Child Arrangements What You Should Know
Many families have to grapple with the consequence of a relationship breakdown. Everyone knows through personal experience of friends, family or with their own lives, the effect that a relationship breakdown can has on a family, not least of all the children.
Child arrangements post-separation, or even when you are contemplating leaving a relationship are vital. There is no way in which a family can function effectively without children seeing both parents, unless there is a compelling reason why for this should not happen. The law reflects this position and except in the most serious situations, inevitably there will be contact between both parents and children post-separation.
The real issue is generally what should happen, how and when. Often, people are able to make effective arrangements themselves taking into account a variety of factors and circumstances. In effect, there is a requirement for certainty so that everyone knows what should happen and when, together with a degree of flexibility. However, these two principles are not always easy to reconcile and there must be give and take between parties.
There is now a presumption in law that both parents will be involved in the lives of children post-separation. Whilst the exact meaning of this has yet to be determined, it is little more than a statement of the existing state of affairs although it now has the gloss of legislation.

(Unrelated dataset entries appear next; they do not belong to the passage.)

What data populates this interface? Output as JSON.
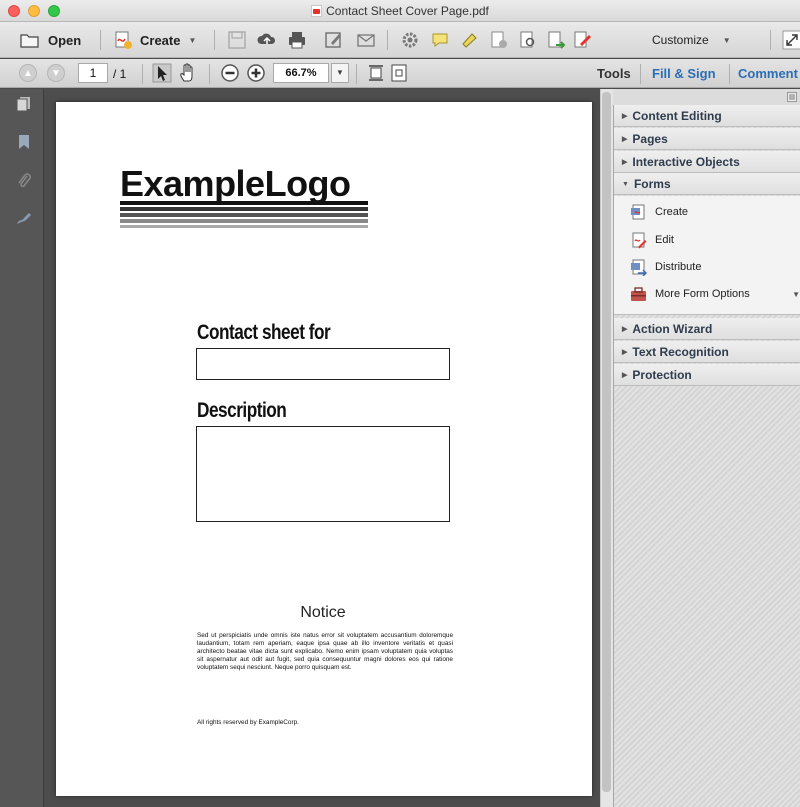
{
  "window": {
    "title": "Contact Sheet Cover Page.pdf"
  },
  "toolbar": {
    "open_label": "Open",
    "create_label": "Create",
    "customize_label": "Customize"
  },
  "nav": {
    "page_current": "1",
    "page_total": "/ 1",
    "zoom": "66.7%"
  },
  "panel_links": {
    "tools": "Tools",
    "fill_sign": "Fill & Sign",
    "comment": "Comment"
  },
  "document": {
    "logo": "ExampleLogo",
    "contact_label": "Contact sheet for",
    "contact_value": "",
    "description_label": "Description",
    "description_value": "",
    "notice_title": "Notice",
    "notice_body": "Sed ut perspiciatis unde omnis iste natus error sit voluptatem accusantium doloremque laudantium, totam rem aperiam, eaque ipsa quae ab illo inventore veritatis et quasi architecto beatae vitae dicta sunt explicabo. Nemo enim ipsam voluptatem quia voluptas sit aspernatur aut odit aut fugit, sed quia consequuntur magni dolores eos qui ratione voluptatem sequi nesciunt. Neque porro quisquam est.",
    "rights": "All rights reserved by ExampleCorp."
  },
  "right_pane": {
    "sections_top": [
      "Content Editing",
      "Pages",
      "Interactive Objects"
    ],
    "forms_label": "Forms",
    "forms_items": [
      "Create",
      "Edit",
      "Distribute",
      "More Form Options"
    ],
    "sections_bottom": [
      "Action Wizard",
      "Text Recognition",
      "Protection"
    ]
  },
  "colors": {
    "link_blue": "#2a6fb5",
    "pdf_red": "#e4322b",
    "section_text": "#2f3c4d"
  }
}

In my experience the most important quality to preserve, the one that makes the difference between effective and ineffective arrangements, is goodwill between the parents. This may usually be the first casualty of a separation, but efforts must be made by all to ensure that to the extent that it is possible, channels of communication are kept open.
The best approach is to sit down and discuss what each of you feels should happen, if that is possible. If not, emails can be (within reason) a useful way of setting out and keeping track of the arrangements you wish to make. Courts adopt a child-centred approach, one that places the needs of the children above those of the parents “rights”, so let this inform any arrangements you plan, as it tends to find favour!

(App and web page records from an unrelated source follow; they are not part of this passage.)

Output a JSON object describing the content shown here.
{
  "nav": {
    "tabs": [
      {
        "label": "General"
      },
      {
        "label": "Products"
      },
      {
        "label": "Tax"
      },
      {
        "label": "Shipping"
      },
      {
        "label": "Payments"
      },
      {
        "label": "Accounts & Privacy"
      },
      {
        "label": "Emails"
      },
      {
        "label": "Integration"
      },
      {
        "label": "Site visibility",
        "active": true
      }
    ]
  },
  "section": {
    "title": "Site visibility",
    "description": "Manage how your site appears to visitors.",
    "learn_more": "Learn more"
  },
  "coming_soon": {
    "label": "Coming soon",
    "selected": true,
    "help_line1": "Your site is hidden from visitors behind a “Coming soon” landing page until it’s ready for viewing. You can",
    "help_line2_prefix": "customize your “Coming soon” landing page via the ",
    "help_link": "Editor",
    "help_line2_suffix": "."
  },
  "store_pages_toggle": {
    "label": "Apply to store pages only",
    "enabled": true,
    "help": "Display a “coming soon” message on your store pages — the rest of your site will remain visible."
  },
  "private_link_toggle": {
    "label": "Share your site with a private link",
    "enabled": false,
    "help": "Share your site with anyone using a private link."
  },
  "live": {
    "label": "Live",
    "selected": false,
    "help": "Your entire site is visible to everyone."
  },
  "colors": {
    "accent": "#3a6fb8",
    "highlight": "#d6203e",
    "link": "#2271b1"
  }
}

The point of separation is a time of high tension and therefore not necessarily the best time to reflect. Sometimes it is better to wait until the dust has settled before dealing with long term plans, and make short term arrangements to manage this time.
Lawyer’s involvement in cases like this can be a vice or a virtue depending on who is used and what happens. Lawyers should never be seen as a way of advancing personal or emotional issues which one parent may have following the breakdown in the relationship.
This is not the role of a lawyer and frankly we are not trained as counsellors, therapists or in any way other than in respect of the law.
The child arrangements are usually only part of the picture. The best approach to these situations is one which deals with all the issues between the parents and enables the family to move on. It is hard to disentangle the financial issues form the child arrangements for fairly obvious reasons, although the legal principles that deal with each area are kept firmly apart.
Often this encompasses not only when children should see the non-resident parent, but also the financial arrangements which also support children. A family solicitor can assist in advising on all these issues. It must be remembered that with rights also come responsibilities and it is impossible to disentangle the two. Frequently, resentments which percolate into child arrangements are caused by a lack of fairness, (real or perceived) in relation financial matters. While the principles which relate to finances and child arrangements are separate, this is to some extent a fiction. Children should see both parents, but both must contribute as well.
Here there is no substitute for speaking to a solicitor who can tackle all of the issues in one go and ensure that a fair outcome is achieved, balancing these factors and principles.
If you would like to know more about these issues, please contact George Ide Solicitors.George Ide